**What you are asked to do**. Verbatim copy, images removed: write out the entries below.

**Given records**.
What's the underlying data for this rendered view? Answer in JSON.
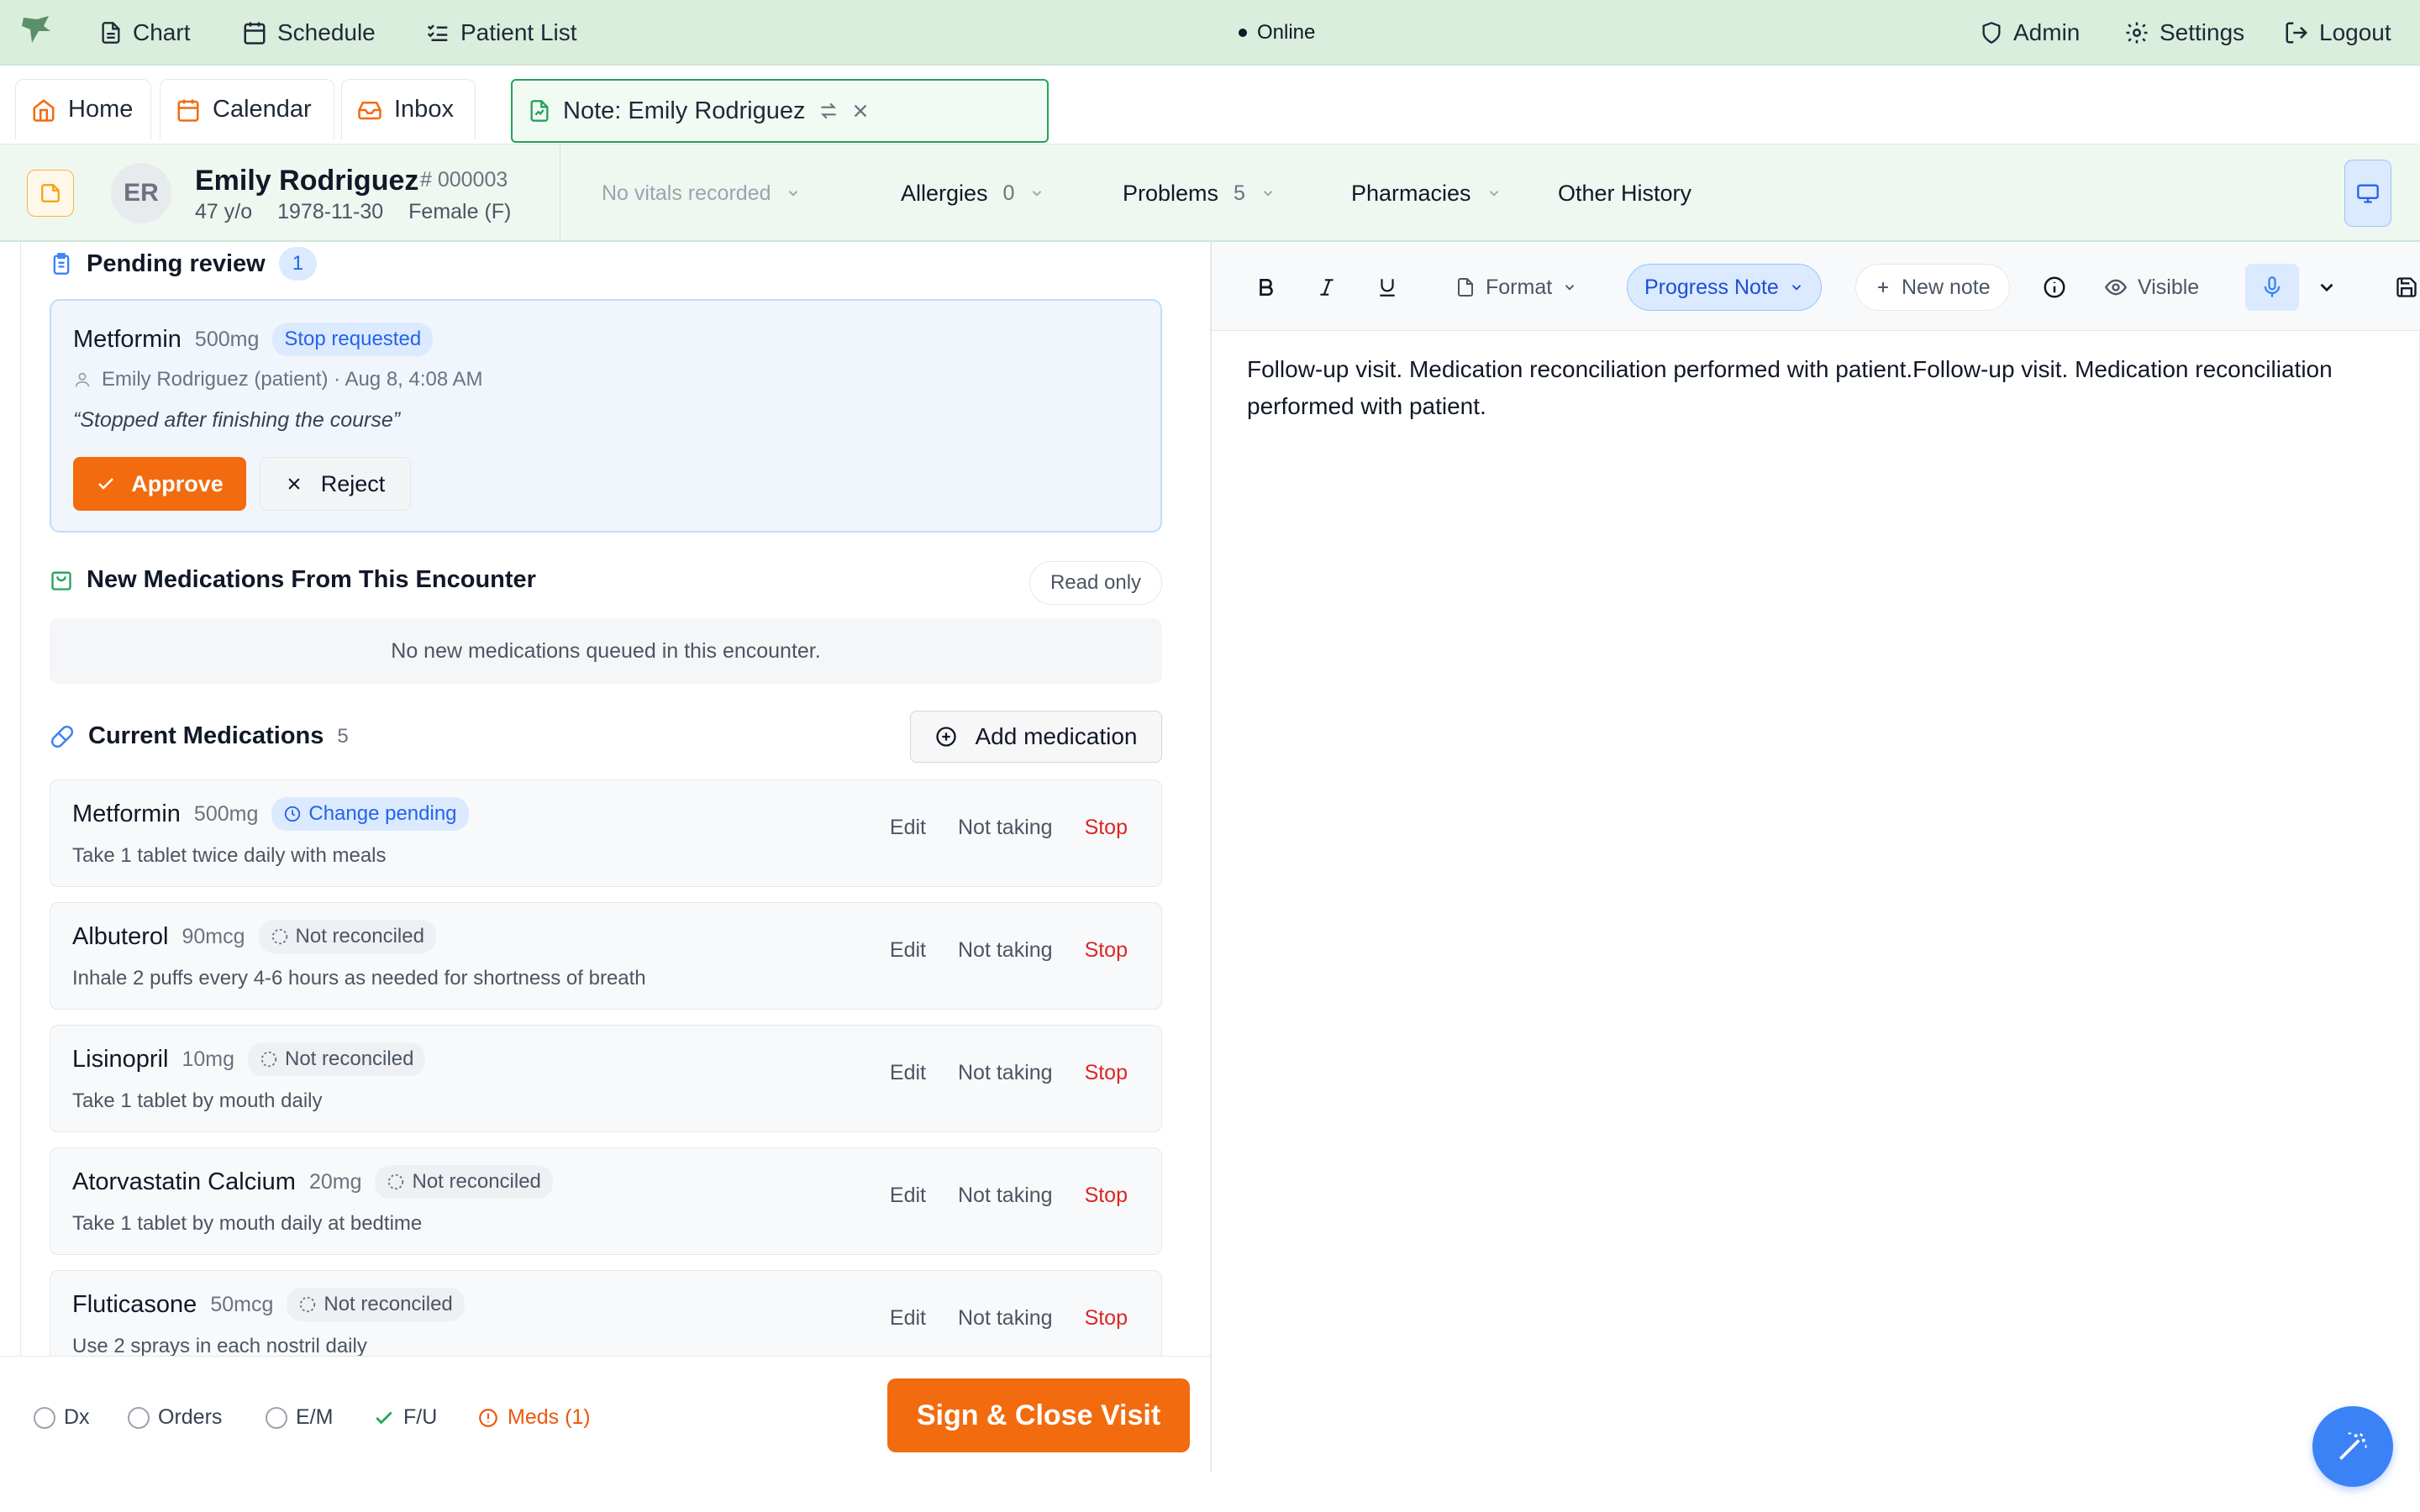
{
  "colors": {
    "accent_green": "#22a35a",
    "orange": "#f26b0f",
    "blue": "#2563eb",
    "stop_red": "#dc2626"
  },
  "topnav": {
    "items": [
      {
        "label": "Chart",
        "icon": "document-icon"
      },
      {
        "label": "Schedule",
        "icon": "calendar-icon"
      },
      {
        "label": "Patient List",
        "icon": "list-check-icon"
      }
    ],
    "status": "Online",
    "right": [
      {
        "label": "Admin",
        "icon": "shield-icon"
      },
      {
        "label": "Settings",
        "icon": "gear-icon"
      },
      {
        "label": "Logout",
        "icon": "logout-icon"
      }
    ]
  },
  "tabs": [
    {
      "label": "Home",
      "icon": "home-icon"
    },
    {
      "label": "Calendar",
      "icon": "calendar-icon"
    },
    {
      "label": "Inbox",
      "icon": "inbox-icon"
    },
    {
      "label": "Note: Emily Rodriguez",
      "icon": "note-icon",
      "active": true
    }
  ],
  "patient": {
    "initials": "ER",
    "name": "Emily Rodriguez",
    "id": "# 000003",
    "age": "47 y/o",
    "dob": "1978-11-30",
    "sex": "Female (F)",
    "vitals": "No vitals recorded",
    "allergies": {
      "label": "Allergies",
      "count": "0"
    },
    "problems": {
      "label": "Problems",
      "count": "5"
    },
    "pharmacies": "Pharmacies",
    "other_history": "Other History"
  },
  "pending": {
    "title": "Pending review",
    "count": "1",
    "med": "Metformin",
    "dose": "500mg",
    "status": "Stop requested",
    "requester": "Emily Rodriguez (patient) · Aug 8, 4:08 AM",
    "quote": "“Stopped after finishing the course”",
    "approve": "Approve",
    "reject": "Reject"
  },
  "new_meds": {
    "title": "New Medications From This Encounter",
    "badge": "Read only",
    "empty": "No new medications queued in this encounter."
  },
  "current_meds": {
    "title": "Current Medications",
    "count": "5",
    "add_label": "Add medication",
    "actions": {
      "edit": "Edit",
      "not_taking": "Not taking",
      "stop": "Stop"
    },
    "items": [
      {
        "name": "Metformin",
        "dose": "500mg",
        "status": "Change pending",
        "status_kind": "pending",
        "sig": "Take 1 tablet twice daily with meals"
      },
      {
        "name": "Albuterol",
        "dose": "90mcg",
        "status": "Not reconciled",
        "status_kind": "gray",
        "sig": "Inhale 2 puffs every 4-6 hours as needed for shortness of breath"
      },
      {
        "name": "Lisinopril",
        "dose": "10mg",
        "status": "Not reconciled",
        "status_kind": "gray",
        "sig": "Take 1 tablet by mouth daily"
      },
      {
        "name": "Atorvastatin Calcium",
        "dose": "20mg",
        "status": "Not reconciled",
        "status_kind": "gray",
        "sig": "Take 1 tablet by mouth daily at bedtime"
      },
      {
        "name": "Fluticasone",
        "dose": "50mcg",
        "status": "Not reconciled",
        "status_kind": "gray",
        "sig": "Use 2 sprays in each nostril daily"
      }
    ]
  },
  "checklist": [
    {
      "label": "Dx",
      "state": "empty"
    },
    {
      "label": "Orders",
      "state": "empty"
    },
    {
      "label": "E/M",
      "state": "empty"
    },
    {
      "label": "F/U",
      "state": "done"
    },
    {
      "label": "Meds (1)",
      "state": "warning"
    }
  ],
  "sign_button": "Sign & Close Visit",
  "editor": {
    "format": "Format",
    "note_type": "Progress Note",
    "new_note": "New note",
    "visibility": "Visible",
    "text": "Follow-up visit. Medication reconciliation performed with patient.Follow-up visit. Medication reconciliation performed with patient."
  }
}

**Response box**.
What's the underlying data for this rendered view? Answer in JSON.
{
  "colors": {
    "accent_green": "#22a35a",
    "orange": "#f26b0f",
    "blue": "#2563eb",
    "stop_red": "#dc2626"
  },
  "topnav": {
    "items": [
      {
        "label": "Chart",
        "icon": "document-icon"
      },
      {
        "label": "Schedule",
        "icon": "calendar-icon"
      },
      {
        "label": "Patient List",
        "icon": "list-check-icon"
      }
    ],
    "status": "Online",
    "right": [
      {
        "label": "Admin",
        "icon": "shield-icon"
      },
      {
        "label": "Settings",
        "icon": "gear-icon"
      },
      {
        "label": "Logout",
        "icon": "logout-icon"
      }
    ]
  },
  "tabs": [
    {
      "label": "Home",
      "icon": "home-icon"
    },
    {
      "label": "Calendar",
      "icon": "calendar-icon"
    },
    {
      "label": "Inbox",
      "icon": "inbox-icon"
    },
    {
      "label": "Note: Emily Rodriguez",
      "icon": "note-icon",
      "active": true
    }
  ],
  "patient": {
    "initials": "ER",
    "name": "Emily Rodriguez",
    "id": "# 000003",
    "age": "47 y/o",
    "dob": "1978-11-30",
    "sex": "Female (F)",
    "vitals": "No vitals recorded",
    "allergies": {
      "label": "Allergies",
      "count": "0"
    },
    "problems": {
      "label": "Problems",
      "count": "5"
    },
    "pharmacies": "Pharmacies",
    "other_history": "Other History"
  },
  "pending": {
    "title": "Pending review",
    "count": "1",
    "med": "Metformin",
    "dose": "500mg",
    "status": "Stop requested",
    "requester": "Emily Rodriguez (patient) · Aug 8, 4:08 AM",
    "quote": "“Stopped after finishing the course”",
    "approve": "Approve",
    "reject": "Reject"
  },
  "new_meds": {
    "title": "New Medications From This Encounter",
    "badge": "Read only",
    "empty": "No new medications queued in this encounter."
  },
  "current_meds": {
    "title": "Current Medications",
    "count": "5",
    "add_label": "Add medication",
    "actions": {
      "edit": "Edit",
      "not_taking": "Not taking",
      "stop": "Stop"
    },
    "items": [
      {
        "name": "Metformin",
        "dose": "500mg",
        "status": "Change pending",
        "status_kind": "pending",
        "sig": "Take 1 tablet twice daily with meals"
      },
      {
        "name": "Albuterol",
        "dose": "90mcg",
        "status": "Not reconciled",
        "status_kind": "gray",
        "sig": "Inhale 2 puffs every 4-6 hours as needed for shortness of breath"
      },
      {
        "name": "Lisinopril",
        "dose": "10mg",
        "status": "Not reconciled",
        "status_kind": "gray",
        "sig": "Take 1 tablet by mouth daily"
      },
      {
        "name": "Atorvastatin Calcium",
        "dose": "20mg",
        "status": "Not reconciled",
        "status_kind": "gray",
        "sig": "Take 1 tablet by mouth daily at bedtime"
      },
      {
        "name": "Fluticasone",
        "dose": "50mcg",
        "status": "Not reconciled",
        "status_kind": "gray",
        "sig": "Use 2 sprays in each nostril daily"
      }
    ]
  },
  "checklist": [
    {
      "label": "Dx",
      "state": "empty"
    },
    {
      "label": "Orders",
      "state": "empty"
    },
    {
      "label": "E/M",
      "state": "empty"
    },
    {
      "label": "F/U",
      "state": "done"
    },
    {
      "label": "Meds (1)",
      "state": "warning"
    }
  ],
  "sign_button": "Sign & Close Visit",
  "editor": {
    "format": "Format",
    "note_type": "Progress Note",
    "new_note": "New note",
    "visibility": "Visible",
    "text": "Follow-up visit. Medication reconciliation performed with patient.Follow-up visit. Medication reconciliation performed with patient."
  }
}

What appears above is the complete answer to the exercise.